— Raw data —

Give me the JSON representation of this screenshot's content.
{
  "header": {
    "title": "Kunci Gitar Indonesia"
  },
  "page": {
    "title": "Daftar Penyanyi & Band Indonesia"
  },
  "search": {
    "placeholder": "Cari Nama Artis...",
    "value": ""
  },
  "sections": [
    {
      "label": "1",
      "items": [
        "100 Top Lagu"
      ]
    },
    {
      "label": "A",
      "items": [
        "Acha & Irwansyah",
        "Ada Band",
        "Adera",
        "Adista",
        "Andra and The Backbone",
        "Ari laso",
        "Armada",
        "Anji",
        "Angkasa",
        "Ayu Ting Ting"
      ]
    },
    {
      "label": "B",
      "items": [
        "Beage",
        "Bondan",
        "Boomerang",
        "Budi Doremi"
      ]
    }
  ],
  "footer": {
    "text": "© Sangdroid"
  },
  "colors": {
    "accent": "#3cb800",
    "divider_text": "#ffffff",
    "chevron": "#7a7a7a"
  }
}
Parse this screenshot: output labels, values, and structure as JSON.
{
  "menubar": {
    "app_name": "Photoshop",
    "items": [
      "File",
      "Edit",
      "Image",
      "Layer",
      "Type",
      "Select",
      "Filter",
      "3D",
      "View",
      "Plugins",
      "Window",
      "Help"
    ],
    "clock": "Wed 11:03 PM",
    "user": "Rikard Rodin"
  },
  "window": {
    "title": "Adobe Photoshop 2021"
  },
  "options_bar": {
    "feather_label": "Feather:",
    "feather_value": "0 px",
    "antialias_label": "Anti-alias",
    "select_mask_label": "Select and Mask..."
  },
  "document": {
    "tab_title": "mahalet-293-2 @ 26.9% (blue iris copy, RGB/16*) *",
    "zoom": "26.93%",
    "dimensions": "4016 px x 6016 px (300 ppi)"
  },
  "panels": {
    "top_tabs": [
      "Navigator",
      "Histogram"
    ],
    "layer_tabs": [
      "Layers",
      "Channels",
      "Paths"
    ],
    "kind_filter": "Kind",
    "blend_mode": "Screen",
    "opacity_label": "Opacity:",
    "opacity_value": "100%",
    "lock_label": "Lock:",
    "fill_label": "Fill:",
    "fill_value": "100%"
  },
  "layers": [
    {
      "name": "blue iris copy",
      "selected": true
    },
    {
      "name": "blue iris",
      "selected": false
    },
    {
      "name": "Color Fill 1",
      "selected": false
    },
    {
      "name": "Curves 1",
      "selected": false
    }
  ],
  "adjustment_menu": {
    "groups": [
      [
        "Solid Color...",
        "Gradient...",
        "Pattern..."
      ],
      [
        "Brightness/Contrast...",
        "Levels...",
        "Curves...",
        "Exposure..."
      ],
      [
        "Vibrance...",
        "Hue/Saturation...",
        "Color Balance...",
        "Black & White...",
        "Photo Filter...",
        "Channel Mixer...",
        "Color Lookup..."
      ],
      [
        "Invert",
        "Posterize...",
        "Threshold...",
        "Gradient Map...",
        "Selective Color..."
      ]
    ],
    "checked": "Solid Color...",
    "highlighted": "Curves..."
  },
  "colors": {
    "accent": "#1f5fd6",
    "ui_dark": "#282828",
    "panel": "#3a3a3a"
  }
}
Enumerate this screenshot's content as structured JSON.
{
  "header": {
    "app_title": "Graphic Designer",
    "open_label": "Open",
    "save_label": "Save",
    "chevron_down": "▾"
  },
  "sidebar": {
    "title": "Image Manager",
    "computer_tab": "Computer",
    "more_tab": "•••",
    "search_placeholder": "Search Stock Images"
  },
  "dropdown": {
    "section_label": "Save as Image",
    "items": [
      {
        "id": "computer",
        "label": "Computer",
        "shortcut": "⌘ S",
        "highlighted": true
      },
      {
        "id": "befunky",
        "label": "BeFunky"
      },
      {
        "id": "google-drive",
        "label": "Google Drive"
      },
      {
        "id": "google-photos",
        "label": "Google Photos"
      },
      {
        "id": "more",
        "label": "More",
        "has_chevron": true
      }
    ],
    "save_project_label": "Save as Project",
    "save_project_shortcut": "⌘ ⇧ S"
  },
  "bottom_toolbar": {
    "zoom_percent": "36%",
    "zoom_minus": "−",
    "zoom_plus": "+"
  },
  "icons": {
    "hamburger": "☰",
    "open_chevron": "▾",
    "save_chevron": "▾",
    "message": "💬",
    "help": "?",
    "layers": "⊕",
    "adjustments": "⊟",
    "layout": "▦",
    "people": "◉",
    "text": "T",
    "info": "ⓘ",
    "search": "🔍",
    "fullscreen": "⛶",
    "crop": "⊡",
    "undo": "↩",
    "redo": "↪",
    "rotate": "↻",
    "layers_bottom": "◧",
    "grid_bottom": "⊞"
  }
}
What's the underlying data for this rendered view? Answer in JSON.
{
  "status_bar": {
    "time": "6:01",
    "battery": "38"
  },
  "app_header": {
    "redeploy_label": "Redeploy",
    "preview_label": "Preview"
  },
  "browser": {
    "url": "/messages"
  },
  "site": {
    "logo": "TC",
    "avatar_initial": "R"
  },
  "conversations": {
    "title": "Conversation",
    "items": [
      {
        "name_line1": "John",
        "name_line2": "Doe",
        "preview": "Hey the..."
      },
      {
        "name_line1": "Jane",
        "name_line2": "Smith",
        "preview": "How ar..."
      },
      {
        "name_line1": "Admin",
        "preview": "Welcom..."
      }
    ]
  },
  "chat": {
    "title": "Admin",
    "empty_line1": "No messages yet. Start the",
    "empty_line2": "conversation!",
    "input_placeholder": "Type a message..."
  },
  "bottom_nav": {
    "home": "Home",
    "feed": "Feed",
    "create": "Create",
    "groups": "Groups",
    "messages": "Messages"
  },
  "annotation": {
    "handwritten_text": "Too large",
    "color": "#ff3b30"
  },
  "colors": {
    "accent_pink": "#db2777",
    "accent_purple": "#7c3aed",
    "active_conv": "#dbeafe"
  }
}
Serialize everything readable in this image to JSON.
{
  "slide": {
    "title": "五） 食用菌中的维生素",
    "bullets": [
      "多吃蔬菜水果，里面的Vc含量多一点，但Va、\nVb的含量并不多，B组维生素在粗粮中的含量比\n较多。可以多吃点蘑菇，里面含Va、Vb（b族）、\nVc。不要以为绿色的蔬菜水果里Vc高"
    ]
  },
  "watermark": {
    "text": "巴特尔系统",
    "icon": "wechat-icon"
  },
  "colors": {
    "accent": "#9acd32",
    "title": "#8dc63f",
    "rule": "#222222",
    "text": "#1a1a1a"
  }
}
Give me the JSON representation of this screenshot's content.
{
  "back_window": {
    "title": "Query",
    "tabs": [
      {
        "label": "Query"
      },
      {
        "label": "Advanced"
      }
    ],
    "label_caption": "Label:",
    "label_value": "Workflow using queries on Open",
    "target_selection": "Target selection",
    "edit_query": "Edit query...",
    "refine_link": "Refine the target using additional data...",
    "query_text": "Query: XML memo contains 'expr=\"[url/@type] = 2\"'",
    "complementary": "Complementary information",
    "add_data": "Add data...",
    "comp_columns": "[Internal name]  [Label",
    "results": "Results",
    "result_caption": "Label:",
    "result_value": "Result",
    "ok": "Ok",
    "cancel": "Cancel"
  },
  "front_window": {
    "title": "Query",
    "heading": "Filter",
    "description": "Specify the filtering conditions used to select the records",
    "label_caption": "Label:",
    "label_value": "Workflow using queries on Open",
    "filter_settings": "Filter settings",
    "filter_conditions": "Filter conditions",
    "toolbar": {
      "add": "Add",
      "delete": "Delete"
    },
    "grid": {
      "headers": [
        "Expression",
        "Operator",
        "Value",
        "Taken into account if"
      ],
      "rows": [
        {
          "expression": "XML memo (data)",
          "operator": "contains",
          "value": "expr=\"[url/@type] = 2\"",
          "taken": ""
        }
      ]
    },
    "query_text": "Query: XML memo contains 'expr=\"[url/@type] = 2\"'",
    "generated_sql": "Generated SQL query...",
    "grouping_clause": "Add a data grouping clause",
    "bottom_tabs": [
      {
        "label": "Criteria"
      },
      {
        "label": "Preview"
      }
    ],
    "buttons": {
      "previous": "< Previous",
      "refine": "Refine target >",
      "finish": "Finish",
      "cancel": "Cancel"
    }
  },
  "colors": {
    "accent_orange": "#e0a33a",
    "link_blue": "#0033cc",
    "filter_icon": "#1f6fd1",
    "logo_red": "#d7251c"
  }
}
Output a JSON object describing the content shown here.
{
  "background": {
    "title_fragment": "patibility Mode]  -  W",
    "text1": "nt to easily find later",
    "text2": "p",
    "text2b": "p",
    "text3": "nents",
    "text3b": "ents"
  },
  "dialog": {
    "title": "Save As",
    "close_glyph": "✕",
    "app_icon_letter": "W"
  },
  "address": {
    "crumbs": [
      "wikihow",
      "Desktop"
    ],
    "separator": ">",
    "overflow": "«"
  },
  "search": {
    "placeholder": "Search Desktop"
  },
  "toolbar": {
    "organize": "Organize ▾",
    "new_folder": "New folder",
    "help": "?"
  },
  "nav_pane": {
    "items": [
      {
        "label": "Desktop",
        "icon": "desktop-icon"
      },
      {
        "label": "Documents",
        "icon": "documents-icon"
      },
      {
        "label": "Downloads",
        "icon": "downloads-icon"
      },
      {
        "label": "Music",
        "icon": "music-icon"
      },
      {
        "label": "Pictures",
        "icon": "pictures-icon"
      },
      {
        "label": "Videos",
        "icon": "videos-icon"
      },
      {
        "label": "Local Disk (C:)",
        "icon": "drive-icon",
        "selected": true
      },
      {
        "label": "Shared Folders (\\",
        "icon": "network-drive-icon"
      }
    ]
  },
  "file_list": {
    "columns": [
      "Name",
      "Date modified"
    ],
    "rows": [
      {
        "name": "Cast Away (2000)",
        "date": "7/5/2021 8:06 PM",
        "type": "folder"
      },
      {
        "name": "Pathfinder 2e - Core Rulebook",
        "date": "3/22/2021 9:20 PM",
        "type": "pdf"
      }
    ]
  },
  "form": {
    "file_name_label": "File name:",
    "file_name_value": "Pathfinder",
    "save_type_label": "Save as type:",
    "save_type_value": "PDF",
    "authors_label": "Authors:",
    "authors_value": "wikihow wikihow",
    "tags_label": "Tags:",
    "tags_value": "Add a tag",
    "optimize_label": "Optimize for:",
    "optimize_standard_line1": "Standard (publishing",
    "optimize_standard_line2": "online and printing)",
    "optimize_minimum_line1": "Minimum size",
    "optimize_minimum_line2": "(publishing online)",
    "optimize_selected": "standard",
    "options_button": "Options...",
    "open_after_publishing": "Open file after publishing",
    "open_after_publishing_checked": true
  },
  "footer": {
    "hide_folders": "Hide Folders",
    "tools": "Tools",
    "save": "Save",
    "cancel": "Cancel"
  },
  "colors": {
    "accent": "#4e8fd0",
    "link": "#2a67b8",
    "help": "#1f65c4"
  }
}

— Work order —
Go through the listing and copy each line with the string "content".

— Answer for this exercise —
Give me the JSON representation of this screenshot's content.
Enumerate this screenshot's content as structured JSON.
Give me the JSON representation of this screenshot's content.
Output a JSON object describing the content shown here.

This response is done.